Ulmer's comments are in line with the idea that whilst strategic investing is an integral aspect of venturing, the potential for new revenue streams should not be overlooked. Says Katz at Corven: ?Firms hoping to achieve organic growth of 5-6 per cent are unlikely to achieve this from within the core part of their operations. Venturing allows corporates to identify new opportunities to supplement their core activities. It can even allow the firm to reposition itself if the traditional business model isn't going to generate sufficient growth. Venturing allows you to put your toe in the water, to do something without damaging the value that you already have.?
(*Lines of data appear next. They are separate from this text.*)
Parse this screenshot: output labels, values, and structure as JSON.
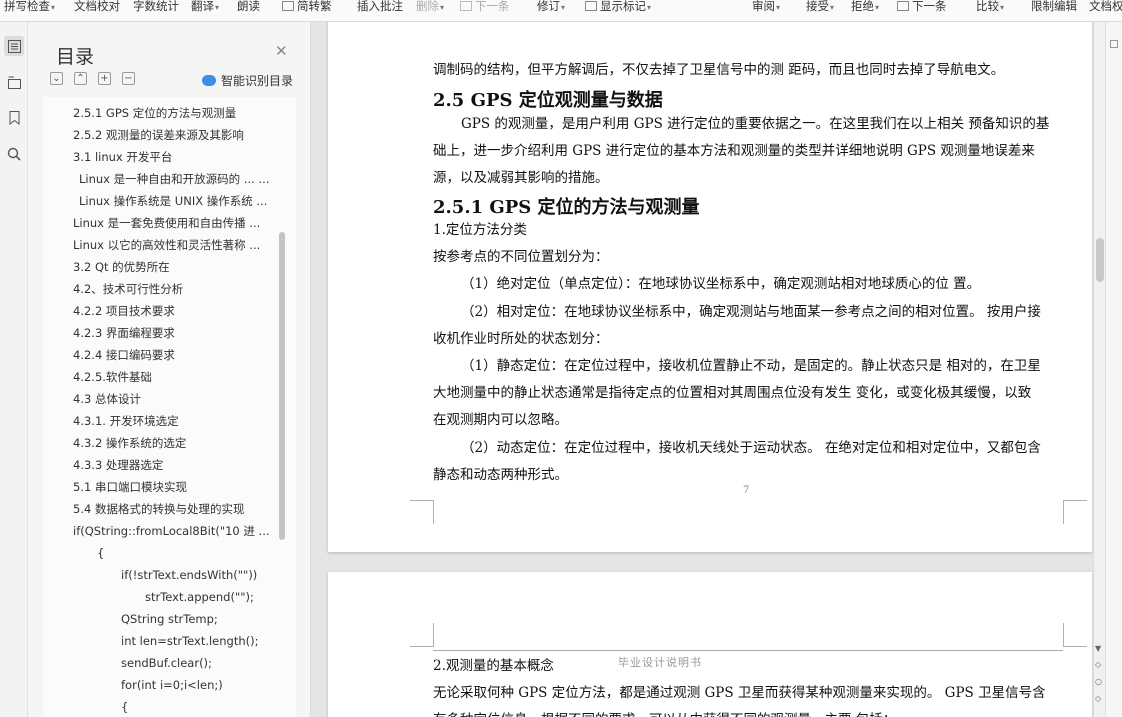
{
  "toolbar": {
    "items": [
      {
        "label": "拼写检查",
        "caret": true
      },
      {
        "label": "文档校对",
        "caret": false
      },
      {
        "label": "字数统计",
        "caret": false
      },
      {
        "label": "翻译",
        "caret": true
      },
      {
        "label": "朗读",
        "caret": false
      },
      {
        "label": "简转繁",
        "caret": false
      },
      {
        "label": "插入批注",
        "caret": false
      },
      {
        "label": "删除",
        "caret": true
      },
      {
        "label": "下一条",
        "caret": false
      },
      {
        "label": "修订",
        "caret": true
      },
      {
        "label": "显示标记",
        "caret": true
      },
      {
        "label": "审阅",
        "caret": true
      },
      {
        "label": "接受",
        "caret": true
      },
      {
        "label": "拒绝",
        "caret": true
      },
      {
        "label": "下一条",
        "caret": false
      },
      {
        "label": "比较",
        "caret": true
      },
      {
        "label": "限制编辑",
        "caret": false
      },
      {
        "label": "文档权",
        "caret": false
      }
    ]
  },
  "toc": {
    "title": "目录",
    "smart_label": "智能识别目录",
    "items": [
      "2.5.1 GPS  定位的方法与观测量",
      "2.5.2  观测量的误差来源及其影响",
      "3.1 linux 开发平台",
      "Linux 是一种自由和开放源码的 ... ...",
      "Linux 操作系统是 UNIX 操作系统 ...",
      "Linux 是一套免费使用和自由传播 ...",
      "Linux 以它的高效性和灵活性著称 ...",
      "3.2 Qt 的优势所在",
      "4.2、技术可行性分析",
      "4.2.2  项目技术要求",
      "4.2.3  界面编程要求",
      "4.2.4 接口编码要求",
      "4.2.5.软件基础",
      "4.3  总体设计",
      "4.3.1. 开发环境选定",
      "4.3.2 操作系统的选定",
      "4.3.3 处理器选定",
      "5.1 串口端口模块实现",
      "5.4 数据格式的转换与处理的实现",
      "if(QString::fromLocal8Bit(\"10 进 ...",
      "{",
      "if(!strText.endsWith(\"\"))",
      "strText.append(\"\");",
      "QString strTemp;",
      "int len=strText.length();",
      "sendBuf.clear();",
      "for(int i=0;i<len;)",
      "{"
    ]
  },
  "page1": {
    "line0": "调制码的结构，但平方解调后，不仅去掉了卫星信号中的测 距码，而且也同时去掉了导航电文。",
    "h_25": "2.5 GPS 定位观测量与数据",
    "p1a": "GPS 的观测量，是用户利用 GPS 进行定位的重要依据之一。在这里我们在以上相关 预备知识的基",
    "p1b": "础上，进一步介绍利用 GPS 进行定位的基本方法和观测量的类型并详细地说明 GPS 观测量地误差来",
    "p1c": "源，以及减弱其影响的措施。",
    "h_251": "2.5.1 GPS 定位的方法与观测量",
    "s1": "1.定位方法分类",
    "s2": "按参考点的不同位置划分为：",
    "s3": "（1）绝对定位（单点定位）：在地球协议坐标系中，确定观测站相对地球质心的位 置。",
    "s4a": "（2）相对定位：在地球协议坐标系中，确定观测站与地面某一参考点之间的相对位置。 按用户接",
    "s4b": "收机作业时所处的状态划分：",
    "s5a": "（1）静态定位：在定位过程中，接收机位置静止不动，是固定的。静止状态只是 相对的，在卫星",
    "s5b": "大地测量中的静止状态通常是指待定点的位置相对其周围点位没有发生 变化，或变化极其缓慢，以致",
    "s5c": "在观测期内可以忽略。",
    "s6a": "（2）动态定位：在定位过程中，接收机天线处于运动状态。 在绝对定位和相对定位中，又都包含",
    "s6b": "静态和动态两种形式。",
    "page_number": "7"
  },
  "page2": {
    "header": "毕业设计说明书",
    "t1": "2.观测量的基本概念",
    "t2": "无论采取何种 GPS 定位方法，都是通过观测 GPS 卫星而获得某种观测量来实现的。 GPS 卫星信号含",
    "t3": "有多种定位信息，根据不同的要求，可以从中获得不同的观测量，主要 包括："
  }
}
Corporates can also take encouragement from the correction that has taken place in terms of valuations. Katz again: ?You can now get a lot more for your money than was the case during the boom. So with a fund of $50-100m, which in the context of a multi-billion dollar business is not particularly large, you can get a useful window on early stage opportunities.? Ulmer, who has considered over 800 investment proposals in the ten months since SMAC's inception, agrees. ?There are a lot of opportunities available at present and the valuations are much lower than a few years ago. Given that there aren't many corporates getting involved at the moment this is a great opportunity to get first-mover advantage at fair prices.?

So is now the right time to be involved in venturing? Jason Purcell certainly thinks so. ?For the right business, now definitely makes a lot of sense.? Will Schmidt affirms this sentiment. ?I'm a real evangelist, I would always recommend staying involved in corporate venturing and encourage newcomers to participate.? However, the fact that corporate venturing activity is still on the slide, and with Purcell estimating that it could be 3-4 years before corporates shake off the fear of failure that stifled a number of previous forays, it may be that those awaiting the return of the corporates should be advised against holding their breath in anticipation.